In no case can we support imperialist intervention even when – as in Rwanda, Bosnia or Kosova – the pretext is to prevent ethnic cleansing and genocide, to restore democracy and human rights or deliver humanitarian aid. We warn the oppressed not to call for such intervention, not to make alliances with the imperialists, not to express the slightest confidence in them and to demand their withdrawal.
The ability of the imperialists’ war machine to massacre millions at a stroke strikes fear and alarm into the hearts of billions. Faced with this threat, left reformists and pacifists preach the need for world disarmament through the United Nations and the banishing of war from the planet. This, however, leaves unanswered the questions, “How are our rulers to be disarmed and by what means?”
They will never give up their arms voluntarily as a result of a vote of the United Nations or in an international disarmament conference. That they must be disarmed is certain. But who can disarm them? Who is powerful enough? Only the working class and the oppressed masses can do this.
How? By social revolution! By wresting control of the armies and police forces from the generals and by winning over the soldiers and destroying the paramilitary police bodies. These are not defenders of the people but instruments of repression at home and of plunder abroad. In times of social crisis they are the weapons of dictatorship. They will have to be replaced by the armed people.
When movements which challenge and undermine armaments programmes mobilise tens of thousands of workers and youth in direct action, revolutionaries fight in the front rank of such actions. We argue at the same time against the utopian slogan of “disarmament” and for the need to take the weapons from the hands of the ruling class by taking away their control over the men and women who wield them, overthrowing the general staffs along with the capitalists.
The war industries are immensely profitable for the ruling class. We fight to expose their business secrets, to confiscate their military profits and to expropriate them under workers’ control. In opposition to their obscene armaments programme, we demand a programme of useful public works.
Even in times of peace, the imperialists construct pacts to defend their own interests, by the threat of military intervention. We demand the dissolution of all imperialist dominated military alliances – and, in the first rank, NATO. All secret treaties and agreements should be exposed and published.
We denounce the mistreatment of soldiers by their officers. We support the struggle for full citizens’ rights for soldiers, the setting up of soldiers’ committees and unions, the demand for the election of officers.
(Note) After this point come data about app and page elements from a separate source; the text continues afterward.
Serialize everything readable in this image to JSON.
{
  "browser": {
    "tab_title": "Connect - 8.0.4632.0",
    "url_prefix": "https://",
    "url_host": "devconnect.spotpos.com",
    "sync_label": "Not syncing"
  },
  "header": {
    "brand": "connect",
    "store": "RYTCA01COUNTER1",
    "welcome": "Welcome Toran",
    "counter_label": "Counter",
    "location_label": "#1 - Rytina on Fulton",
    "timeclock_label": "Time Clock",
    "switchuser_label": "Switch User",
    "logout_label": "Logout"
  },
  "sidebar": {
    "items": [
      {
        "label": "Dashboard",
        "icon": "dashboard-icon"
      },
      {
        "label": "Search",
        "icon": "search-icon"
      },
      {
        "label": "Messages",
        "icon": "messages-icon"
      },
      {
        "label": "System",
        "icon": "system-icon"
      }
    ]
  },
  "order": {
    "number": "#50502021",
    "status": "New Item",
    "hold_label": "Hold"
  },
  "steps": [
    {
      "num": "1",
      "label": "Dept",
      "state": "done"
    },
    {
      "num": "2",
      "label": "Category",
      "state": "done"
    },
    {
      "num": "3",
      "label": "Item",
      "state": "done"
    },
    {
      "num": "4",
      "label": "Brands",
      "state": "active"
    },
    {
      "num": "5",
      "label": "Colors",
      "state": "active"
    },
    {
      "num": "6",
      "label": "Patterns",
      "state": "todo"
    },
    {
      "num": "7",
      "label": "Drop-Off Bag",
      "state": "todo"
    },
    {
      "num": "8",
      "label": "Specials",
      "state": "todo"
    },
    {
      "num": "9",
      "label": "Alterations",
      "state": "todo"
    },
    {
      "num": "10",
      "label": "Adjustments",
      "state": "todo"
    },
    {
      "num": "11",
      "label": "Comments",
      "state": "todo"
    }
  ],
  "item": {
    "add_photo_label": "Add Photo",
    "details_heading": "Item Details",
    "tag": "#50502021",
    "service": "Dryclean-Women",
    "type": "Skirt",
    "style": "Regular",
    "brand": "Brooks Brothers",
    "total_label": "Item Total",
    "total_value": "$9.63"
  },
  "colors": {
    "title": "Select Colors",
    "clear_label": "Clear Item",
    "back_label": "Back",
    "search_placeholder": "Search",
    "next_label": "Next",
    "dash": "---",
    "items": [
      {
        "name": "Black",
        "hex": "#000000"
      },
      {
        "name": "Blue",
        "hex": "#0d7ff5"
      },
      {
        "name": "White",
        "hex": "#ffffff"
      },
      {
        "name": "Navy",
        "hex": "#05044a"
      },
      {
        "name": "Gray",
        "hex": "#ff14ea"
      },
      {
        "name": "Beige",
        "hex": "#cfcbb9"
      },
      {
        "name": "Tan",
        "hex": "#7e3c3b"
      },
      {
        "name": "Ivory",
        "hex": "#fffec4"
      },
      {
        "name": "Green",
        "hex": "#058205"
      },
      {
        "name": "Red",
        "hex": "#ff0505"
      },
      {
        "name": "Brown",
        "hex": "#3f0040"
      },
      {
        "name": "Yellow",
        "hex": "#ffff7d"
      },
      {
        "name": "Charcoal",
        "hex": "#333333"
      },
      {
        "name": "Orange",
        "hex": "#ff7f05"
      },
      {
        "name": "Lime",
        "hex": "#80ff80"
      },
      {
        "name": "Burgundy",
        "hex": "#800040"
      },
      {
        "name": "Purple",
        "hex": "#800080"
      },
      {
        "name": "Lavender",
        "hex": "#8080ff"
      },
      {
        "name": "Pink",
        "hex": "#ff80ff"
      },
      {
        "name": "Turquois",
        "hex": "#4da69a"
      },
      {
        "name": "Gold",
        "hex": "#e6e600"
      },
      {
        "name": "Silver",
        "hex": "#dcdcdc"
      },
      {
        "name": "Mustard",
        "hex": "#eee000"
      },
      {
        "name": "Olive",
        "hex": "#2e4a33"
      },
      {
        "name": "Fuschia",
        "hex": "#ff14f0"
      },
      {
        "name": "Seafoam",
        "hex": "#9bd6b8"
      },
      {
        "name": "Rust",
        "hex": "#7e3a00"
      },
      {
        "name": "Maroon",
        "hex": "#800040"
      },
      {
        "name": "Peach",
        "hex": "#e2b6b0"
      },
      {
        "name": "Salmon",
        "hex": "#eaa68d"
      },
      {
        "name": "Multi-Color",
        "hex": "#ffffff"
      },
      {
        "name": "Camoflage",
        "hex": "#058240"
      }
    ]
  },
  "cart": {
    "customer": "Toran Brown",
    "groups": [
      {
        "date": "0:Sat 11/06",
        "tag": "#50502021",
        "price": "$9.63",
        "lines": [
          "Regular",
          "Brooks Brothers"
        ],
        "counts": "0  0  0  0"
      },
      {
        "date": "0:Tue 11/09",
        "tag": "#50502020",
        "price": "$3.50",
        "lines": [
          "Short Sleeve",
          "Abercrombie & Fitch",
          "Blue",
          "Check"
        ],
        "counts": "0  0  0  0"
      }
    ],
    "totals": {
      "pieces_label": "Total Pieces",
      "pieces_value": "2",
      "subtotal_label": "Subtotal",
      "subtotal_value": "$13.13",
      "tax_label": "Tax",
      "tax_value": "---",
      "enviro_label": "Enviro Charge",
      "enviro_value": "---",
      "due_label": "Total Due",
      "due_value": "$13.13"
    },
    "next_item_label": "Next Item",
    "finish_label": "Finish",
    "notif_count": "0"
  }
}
We oppose the draft and military service under the control of the bourgeois state and its officer corps. Instead, we demand universal military training under the control of the workers and popular organisations. However, where there is universal conscription we, the revolutionaries, join the armed forces to carry out revolutionary agitation among the working class conscripts. A class that wishes to free itself from slavery must learn military skills.